EXERCISE INSTRUCTIONS. Show each line of the data below in which "title" occurs.

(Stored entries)
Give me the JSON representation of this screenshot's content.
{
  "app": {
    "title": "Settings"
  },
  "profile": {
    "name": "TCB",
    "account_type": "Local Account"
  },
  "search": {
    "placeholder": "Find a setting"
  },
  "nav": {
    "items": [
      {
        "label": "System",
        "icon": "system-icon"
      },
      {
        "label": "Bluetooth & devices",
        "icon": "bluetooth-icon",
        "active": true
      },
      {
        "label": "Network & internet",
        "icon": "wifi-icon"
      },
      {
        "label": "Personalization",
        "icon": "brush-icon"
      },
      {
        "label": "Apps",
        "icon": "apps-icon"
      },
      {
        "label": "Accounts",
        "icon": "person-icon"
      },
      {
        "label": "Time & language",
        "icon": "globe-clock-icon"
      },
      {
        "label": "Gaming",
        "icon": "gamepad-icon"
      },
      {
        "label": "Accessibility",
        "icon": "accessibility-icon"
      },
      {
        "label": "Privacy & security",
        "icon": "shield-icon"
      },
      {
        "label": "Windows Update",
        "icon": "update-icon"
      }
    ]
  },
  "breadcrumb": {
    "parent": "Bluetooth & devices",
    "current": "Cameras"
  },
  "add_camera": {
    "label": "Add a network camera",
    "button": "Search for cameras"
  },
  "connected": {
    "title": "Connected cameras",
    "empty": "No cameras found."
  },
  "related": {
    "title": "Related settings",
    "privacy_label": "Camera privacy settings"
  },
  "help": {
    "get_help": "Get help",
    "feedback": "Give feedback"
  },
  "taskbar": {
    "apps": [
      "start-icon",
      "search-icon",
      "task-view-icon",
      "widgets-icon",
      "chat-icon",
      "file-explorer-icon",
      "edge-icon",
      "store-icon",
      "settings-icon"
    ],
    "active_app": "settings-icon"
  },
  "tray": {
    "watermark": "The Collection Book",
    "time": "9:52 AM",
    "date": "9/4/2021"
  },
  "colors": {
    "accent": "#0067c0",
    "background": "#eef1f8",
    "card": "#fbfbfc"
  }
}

THE COMPLETED TASK.
    "title": "Settings"
    "title": "Connected cameras",
    "title": "Related settings",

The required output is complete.